Let's set aside the fact that the money for the second engine is being taken out of other F-35 accounts in a manner detrimental to the overall effort, and just look at the merits of the alternate-engine concept. There has only been one major effort to buy competing engines for military aircraft -- which also pitted a winning Pratt engine against an alternate GE engine -- and in that rivalry, the GE product never managed to match the safety record of the Pratt offering. Proponents of repeating that process point to savings, but those materialized only after the government had paid all the costs for designing, developing and producing the rival engine. The government has to spend more money to get to the point where competition generates savings, because it is the only customer for either engine so it has to foot the whole bill for both powerplants.The full post is here.

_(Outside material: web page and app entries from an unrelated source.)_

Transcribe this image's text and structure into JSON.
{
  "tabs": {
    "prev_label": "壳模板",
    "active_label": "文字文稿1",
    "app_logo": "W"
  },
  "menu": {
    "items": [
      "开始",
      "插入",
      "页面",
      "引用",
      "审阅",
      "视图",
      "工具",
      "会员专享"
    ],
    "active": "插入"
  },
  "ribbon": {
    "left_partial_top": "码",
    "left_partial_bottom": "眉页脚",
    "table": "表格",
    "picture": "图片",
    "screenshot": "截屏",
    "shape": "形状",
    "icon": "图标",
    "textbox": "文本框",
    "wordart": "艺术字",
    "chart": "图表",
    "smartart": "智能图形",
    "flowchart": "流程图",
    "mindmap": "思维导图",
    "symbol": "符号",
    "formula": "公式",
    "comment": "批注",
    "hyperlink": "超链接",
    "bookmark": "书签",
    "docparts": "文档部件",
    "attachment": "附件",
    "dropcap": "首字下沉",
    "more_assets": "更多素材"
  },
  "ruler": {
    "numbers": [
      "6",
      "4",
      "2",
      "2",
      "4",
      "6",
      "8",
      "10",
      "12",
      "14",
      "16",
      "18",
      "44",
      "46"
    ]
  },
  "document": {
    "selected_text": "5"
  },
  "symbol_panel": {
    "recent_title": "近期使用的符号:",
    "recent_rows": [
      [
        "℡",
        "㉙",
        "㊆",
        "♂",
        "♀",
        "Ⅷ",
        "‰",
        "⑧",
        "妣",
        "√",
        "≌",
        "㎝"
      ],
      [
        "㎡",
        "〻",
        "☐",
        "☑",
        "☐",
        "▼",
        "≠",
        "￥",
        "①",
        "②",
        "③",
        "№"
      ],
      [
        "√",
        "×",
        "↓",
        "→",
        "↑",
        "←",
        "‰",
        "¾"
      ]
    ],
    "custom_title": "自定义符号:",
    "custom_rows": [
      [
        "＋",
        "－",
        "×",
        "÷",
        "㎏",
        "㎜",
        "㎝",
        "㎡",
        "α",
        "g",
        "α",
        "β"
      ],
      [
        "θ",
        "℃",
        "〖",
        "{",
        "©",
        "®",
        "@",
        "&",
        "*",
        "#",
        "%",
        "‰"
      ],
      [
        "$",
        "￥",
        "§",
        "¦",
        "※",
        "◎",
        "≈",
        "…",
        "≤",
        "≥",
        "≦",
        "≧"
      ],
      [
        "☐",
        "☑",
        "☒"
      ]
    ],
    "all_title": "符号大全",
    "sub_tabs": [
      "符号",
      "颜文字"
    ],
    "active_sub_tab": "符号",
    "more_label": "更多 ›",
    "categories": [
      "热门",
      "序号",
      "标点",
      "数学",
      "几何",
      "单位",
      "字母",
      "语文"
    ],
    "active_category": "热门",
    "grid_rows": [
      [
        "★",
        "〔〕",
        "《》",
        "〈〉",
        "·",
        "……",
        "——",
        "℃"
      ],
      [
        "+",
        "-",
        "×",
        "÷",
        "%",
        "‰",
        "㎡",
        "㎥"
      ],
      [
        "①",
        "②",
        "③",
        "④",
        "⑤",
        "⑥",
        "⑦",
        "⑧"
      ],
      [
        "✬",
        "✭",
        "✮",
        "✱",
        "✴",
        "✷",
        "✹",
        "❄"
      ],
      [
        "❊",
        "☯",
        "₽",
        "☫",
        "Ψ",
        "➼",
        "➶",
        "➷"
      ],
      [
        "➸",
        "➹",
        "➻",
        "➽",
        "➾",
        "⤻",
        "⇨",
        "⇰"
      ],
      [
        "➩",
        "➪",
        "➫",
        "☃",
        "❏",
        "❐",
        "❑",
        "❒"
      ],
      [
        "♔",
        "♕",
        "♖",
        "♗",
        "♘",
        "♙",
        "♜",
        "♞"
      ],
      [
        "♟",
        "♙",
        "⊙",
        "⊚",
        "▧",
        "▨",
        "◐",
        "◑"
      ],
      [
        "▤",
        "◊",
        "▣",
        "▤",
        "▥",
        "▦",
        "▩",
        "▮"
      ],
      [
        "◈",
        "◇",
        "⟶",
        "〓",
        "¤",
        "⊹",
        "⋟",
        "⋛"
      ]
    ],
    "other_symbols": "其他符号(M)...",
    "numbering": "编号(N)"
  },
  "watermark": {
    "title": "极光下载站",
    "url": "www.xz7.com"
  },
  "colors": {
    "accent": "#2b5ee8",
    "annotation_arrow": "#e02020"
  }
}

Tuesday, September 8, 2009
Gates Got It Right: F-35 Extra Engine Unneeded
Defense analyst Loren Thompson writes today on the Early Warning Blog that Secretary of Defense Gates got it right: an extra engine for the F-35 is unneeded.